[Saved data entries]
• • •
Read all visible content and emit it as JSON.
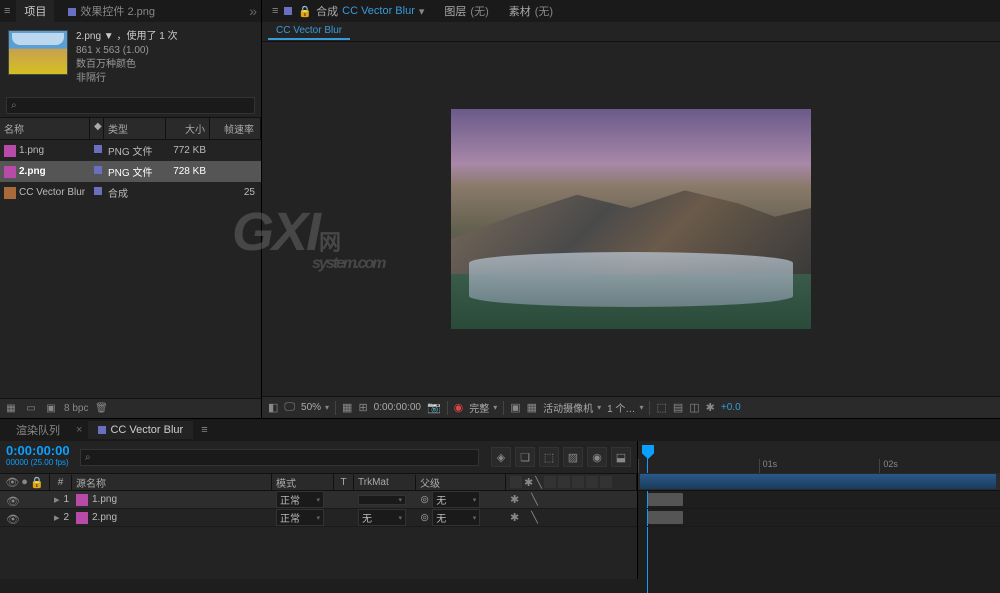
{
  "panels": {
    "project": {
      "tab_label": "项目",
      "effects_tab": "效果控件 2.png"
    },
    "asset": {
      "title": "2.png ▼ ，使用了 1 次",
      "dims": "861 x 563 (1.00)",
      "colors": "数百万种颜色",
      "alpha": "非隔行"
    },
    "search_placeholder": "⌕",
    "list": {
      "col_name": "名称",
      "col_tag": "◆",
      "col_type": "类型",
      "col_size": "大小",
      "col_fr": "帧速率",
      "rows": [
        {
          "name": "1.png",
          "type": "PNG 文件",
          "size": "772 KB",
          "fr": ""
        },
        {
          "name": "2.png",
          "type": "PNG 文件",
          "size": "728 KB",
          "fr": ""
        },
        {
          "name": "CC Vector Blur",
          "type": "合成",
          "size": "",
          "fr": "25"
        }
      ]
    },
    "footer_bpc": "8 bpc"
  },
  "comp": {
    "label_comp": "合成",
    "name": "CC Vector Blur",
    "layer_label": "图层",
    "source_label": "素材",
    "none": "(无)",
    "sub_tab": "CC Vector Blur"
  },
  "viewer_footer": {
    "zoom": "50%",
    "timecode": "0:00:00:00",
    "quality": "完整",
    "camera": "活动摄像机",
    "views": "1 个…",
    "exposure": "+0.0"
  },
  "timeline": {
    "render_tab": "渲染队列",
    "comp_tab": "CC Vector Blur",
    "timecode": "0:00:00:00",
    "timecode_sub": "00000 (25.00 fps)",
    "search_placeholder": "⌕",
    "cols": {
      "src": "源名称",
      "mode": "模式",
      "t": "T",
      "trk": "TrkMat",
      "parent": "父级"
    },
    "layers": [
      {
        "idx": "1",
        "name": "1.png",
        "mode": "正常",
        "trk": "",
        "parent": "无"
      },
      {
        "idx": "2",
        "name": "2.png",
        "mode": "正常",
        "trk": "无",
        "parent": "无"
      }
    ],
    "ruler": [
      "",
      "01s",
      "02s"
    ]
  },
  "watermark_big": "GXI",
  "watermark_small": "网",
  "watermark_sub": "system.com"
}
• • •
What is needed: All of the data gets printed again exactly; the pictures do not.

Answer section:
Read all visible content and emit it as JSON.
{
  "panels": {
    "project": {
      "tab_label": "项目",
      "effects_tab": "效果控件 2.png"
    },
    "asset": {
      "title": "2.png ▼ ，使用了 1 次",
      "dims": "861 x 563 (1.00)",
      "colors": "数百万种颜色",
      "alpha": "非隔行"
    },
    "search_placeholder": "⌕",
    "list": {
      "col_name": "名称",
      "col_tag": "◆",
      "col_type": "类型",
      "col_size": "大小",
      "col_fr": "帧速率",
      "rows": [
        {
          "name": "1.png",
          "type": "PNG 文件",
          "size": "772 KB",
          "fr": ""
        },
        {
          "name": "2.png",
          "type": "PNG 文件",
          "size": "728 KB",
          "fr": ""
        },
        {
          "name": "CC Vector Blur",
          "type": "合成",
          "size": "",
          "fr": "25"
        }
      ]
    },
    "footer_bpc": "8 bpc"
  },
  "comp": {
    "label_comp": "合成",
    "name": "CC Vector Blur",
    "layer_label": "图层",
    "source_label": "素材",
    "none": "(无)",
    "sub_tab": "CC Vector Blur"
  },
  "viewer_footer": {
    "zoom": "50%",
    "timecode": "0:00:00:00",
    "quality": "完整",
    "camera": "活动摄像机",
    "views": "1 个…",
    "exposure": "+0.0"
  },
  "timeline": {
    "render_tab": "渲染队列",
    "comp_tab": "CC Vector Blur",
    "timecode": "0:00:00:00",
    "timecode_sub": "00000 (25.00 fps)",
    "search_placeholder": "⌕",
    "cols": {
      "src": "源名称",
      "mode": "模式",
      "t": "T",
      "trk": "TrkMat",
      "parent": "父级"
    },
    "layers": [
      {
        "idx": "1",
        "name": "1.png",
        "mode": "正常",
        "trk": "",
        "parent": "无"
      },
      {
        "idx": "2",
        "name": "2.png",
        "mode": "正常",
        "trk": "无",
        "parent": "无"
      }
    ],
    "ruler": [
      "",
      "01s",
      "02s"
    ]
  },
  "watermark_big": "GXI",
  "watermark_small": "网",
  "watermark_sub": "system.com"
}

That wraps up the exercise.